The Tigard-Tualatin School District was the first in Oregon to announce its closure in mid-March. While some students try to continue their daily lives from the comfort of their own home, others aren’t as lucky to live with those opportunities. When the school year turned into an online environment, many students were left without a safe space or source of nutrition.
Unemployment rates are as high as they’ve been since the Great Depression and the families who were barely scraping by before COVID-19 are in search of any way to get their next meal.
Groups and organizations such as the Northwest Christian Church, Tualatin School House Food Pantry and other food pantries have been a huge help for the spontaneous issue, but haven’t been able to expand their reach or capacity to meet the ever-growing demand. Although, breakfasts and lunches can still be received by students Monday through Friday at several TTSD elementary schools and complexes which are still operating to this day.
“At the start of all the closures, the grocery stores were literally running out of food so there was this fear that you could feel in the community. We really had to scramble to get something together,” Tigard-Tualatin School Board member Ben Bowman said.

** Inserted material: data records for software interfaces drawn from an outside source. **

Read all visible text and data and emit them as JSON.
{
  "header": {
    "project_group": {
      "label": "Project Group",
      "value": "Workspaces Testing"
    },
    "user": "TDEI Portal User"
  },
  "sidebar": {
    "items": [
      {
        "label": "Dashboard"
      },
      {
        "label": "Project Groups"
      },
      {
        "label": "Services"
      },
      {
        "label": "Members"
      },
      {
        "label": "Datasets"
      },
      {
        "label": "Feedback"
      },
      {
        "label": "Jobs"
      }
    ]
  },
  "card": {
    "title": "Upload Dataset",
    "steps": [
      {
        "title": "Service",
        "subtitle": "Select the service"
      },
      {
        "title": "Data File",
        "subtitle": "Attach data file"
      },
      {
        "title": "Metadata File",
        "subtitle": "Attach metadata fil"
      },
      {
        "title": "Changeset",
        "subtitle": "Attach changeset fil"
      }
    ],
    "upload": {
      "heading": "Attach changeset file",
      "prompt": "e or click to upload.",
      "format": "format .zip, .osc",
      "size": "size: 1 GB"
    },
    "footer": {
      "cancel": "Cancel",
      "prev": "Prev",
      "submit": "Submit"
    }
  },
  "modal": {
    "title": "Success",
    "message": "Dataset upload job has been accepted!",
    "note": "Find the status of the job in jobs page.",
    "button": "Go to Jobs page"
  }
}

Packed with Pride is a program that seeks to solve the issue of food insecurity during the pandemic time. As a nonprofit and a partnership between the Tigard-Tualatin School District, the Foundation for Tigard-Tualatin Schools, the Tigard-Tualatin Education Association and the Tigard-Tualatin Student Union, this group of volunteers from the community pack and deliver food boxes to the TTSD families in need. This totals approximately 850 families for the once-a-week delivery and pick-up.
“[At the March 12 emergency meeting], we all agreed that we had to close schools. But the issue that got brought up by multiple members was that we needed to create a way to get food to students who rely on schools to access nutrition,” Bowman said.

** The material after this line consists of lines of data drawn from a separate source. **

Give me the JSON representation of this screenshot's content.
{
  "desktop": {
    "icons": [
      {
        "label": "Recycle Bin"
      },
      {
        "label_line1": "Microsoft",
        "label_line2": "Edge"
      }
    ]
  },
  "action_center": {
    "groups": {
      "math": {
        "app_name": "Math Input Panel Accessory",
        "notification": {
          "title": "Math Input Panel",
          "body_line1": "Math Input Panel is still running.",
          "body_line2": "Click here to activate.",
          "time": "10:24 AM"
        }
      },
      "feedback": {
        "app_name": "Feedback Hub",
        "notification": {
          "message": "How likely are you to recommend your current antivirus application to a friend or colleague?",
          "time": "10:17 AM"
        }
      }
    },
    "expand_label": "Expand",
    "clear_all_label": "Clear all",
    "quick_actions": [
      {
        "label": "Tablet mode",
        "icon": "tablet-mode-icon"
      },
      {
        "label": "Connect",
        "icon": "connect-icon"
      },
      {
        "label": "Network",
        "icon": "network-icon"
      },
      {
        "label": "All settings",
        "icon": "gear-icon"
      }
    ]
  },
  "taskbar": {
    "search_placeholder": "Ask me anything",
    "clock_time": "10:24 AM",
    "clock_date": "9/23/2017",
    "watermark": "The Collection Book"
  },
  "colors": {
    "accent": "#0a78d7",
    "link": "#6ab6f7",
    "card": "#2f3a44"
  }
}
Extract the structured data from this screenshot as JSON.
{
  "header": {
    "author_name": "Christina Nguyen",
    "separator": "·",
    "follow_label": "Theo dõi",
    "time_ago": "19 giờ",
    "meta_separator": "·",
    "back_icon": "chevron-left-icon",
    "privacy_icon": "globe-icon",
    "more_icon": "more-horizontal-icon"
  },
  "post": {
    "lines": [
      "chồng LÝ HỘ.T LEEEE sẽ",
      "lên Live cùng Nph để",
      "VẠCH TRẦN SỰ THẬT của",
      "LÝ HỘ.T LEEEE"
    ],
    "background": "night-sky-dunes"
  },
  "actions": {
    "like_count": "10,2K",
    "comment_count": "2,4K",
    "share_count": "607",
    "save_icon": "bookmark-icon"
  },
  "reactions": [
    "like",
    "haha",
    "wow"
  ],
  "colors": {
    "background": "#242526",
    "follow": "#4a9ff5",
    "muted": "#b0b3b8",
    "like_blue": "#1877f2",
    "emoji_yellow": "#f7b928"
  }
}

From the initial call to halt the 2019-2020 school year, Tigard-Tualatin School Board Chair Maureen Wolf, Tigard-Tualatin Education Association President Scott Herron, Executive Director of the School Foundation Margie Greene and Tigard-Tualatin School Board member Ben Bowman decided to call a second meeting to set up some sort of solution whether it be temporary or permanent for the impending problem.
Week one of Packed with Pride, while only sending out 135 boxes, encountered huge financial walls and program sustainability questions. Bowman said, “the founders of the program and I sat down and thought ‘That was exhausting and we’ll never be able to sustain this capacity.’ There were major concerns about the financial stability of the program because it costs a lot of money to run.”

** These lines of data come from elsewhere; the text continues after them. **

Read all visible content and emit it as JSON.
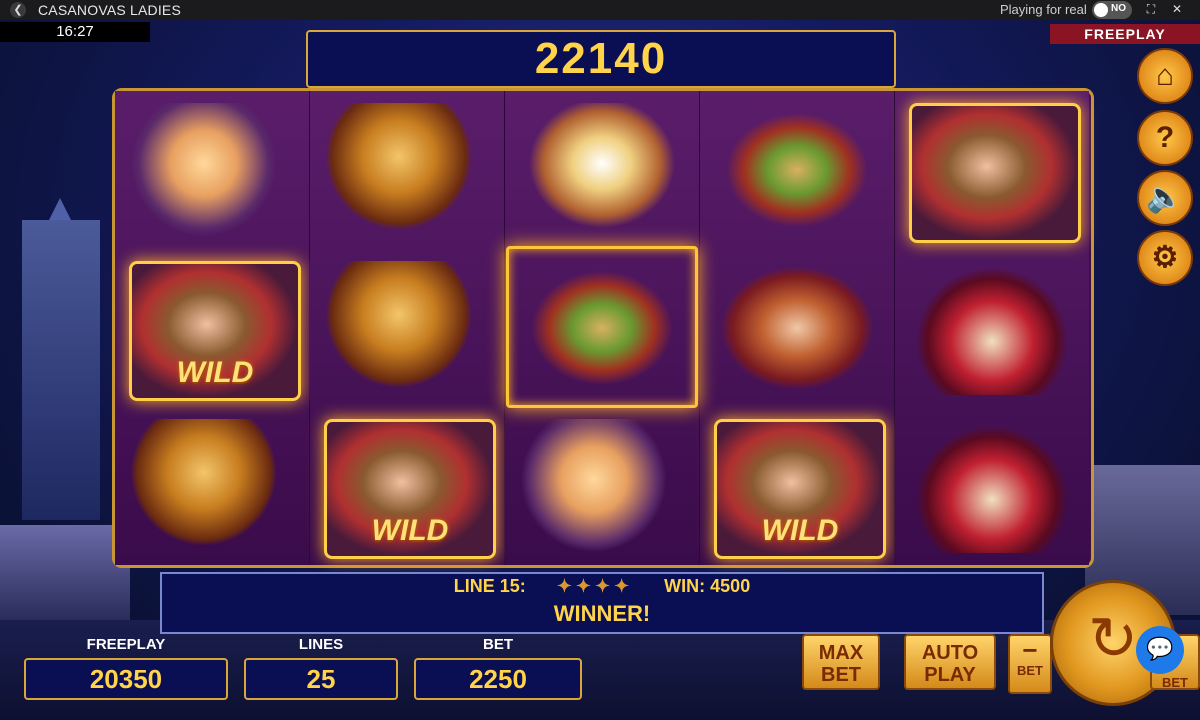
{
  "topbar": {
    "title": "CASANOVAS LADIES",
    "mode_label": "Playing for real",
    "toggle_label": "NO"
  },
  "clock": "16:27",
  "freeplay_tag": "FREEPLAY",
  "total_win": "22140",
  "reels": [
    [
      "cupid",
      "wild",
      "rose"
    ],
    [
      "rose",
      "rose",
      "wild"
    ],
    [
      "mask",
      "bird",
      "cupid"
    ],
    [
      "bird",
      "lady",
      "wild"
    ],
    [
      "man",
      "fan",
      "fan"
    ]
  ],
  "wild_label": "WILD",
  "line_info": {
    "line": "LINE 15:",
    "win": "WIN: 4500",
    "message": "WINNER!"
  },
  "stats": {
    "freeplay_label": "FREEPLAY",
    "freeplay_value": "20350",
    "lines_label": "LINES",
    "lines_value": "25",
    "bet_label": "BET",
    "bet_value": "2250"
  },
  "buttons": {
    "max_top": "MAX",
    "max_bottom": "BET",
    "auto_top": "AUTO",
    "auto_bottom": "PLAY",
    "minus_sign": "−",
    "minus_label": "BET",
    "plus_label": "BET"
  },
  "icons": {
    "home": "home-icon",
    "help": "help-icon",
    "sound": "sound-off-icon",
    "settings": "gear-icon",
    "spin": "spin-icon",
    "chat": "chat-icon"
  }
}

Community members, families and PSOs were strictly funding the program at that time along with larger food donations from nearby businesses. Although extremely helpful, food donations wouldn’t last with the program’s goal of delivering to every district family in need.
“We started by just going to the Grocery Outlet in King City, putting boxes and boxes of their food into carts. That was seriously the way that we could purchase food,” Bowman exclaimed. Within a couple of weeks, the demand had skyrocketed with representatives from a majority of schools seeking answers for hundreds of families.
Fortunately, with relationships built with suppliers and grocery stores, the program can more easily order and buy food without paying the added customer costs. Local churches have also been able to collect and donate the higher-priced food items along with the program receiving some hefty donations at the start of May. These will be able to keep the program alive through Spring and Summer.
The first of which is the $20,000 Resident Aid Fund of Tigard (RAFT) created by the City of the Tigard and the second being a $100,000 grant from Lam Research, of whom is one of the largest employers in the district. “Before we found out about these grants, we genuinely had questions about whether we could be able to even make it to the summer, let alone through the summer. So now we’ll be able to at least continue with our current capacity if schools open up in the fall,” Bowman said.
With the grants, Packed with Pride has been able to accumulate over $250,000 in donations to fund the program, but with the unpredictability in whether schools open back up immediately this Fall, they are still accepting donations. The program costs upwards of $12,000 a week for the nearly 850 food boxes and while following the CDC COVID-19 safety guidelines, Packed with Pride is seeking volunteers while they still determine the amount of need in the community.
“There is so much uncertainty about the future and many are going through a really scary time right now. I think that a lot of folks feel grateful to do something really productive and useful for the community as well as helping the people who need it,” Bowman said.
Volunteer jobs span from delivery and distribution to unloading pallets of food, packing food boxes and disinfection. Over 7000 boxes have been distributed across the 850 families from their headquarters at the Tigard High School cafeteria.
“What we recognize is that this is absolutely a marathon and not a sprint. This economic recovery is not going to happen overnight so we need to sustain our pace over the next several months if we want to meet the needs of the community.”
To learn more about Packed with Pride, please see: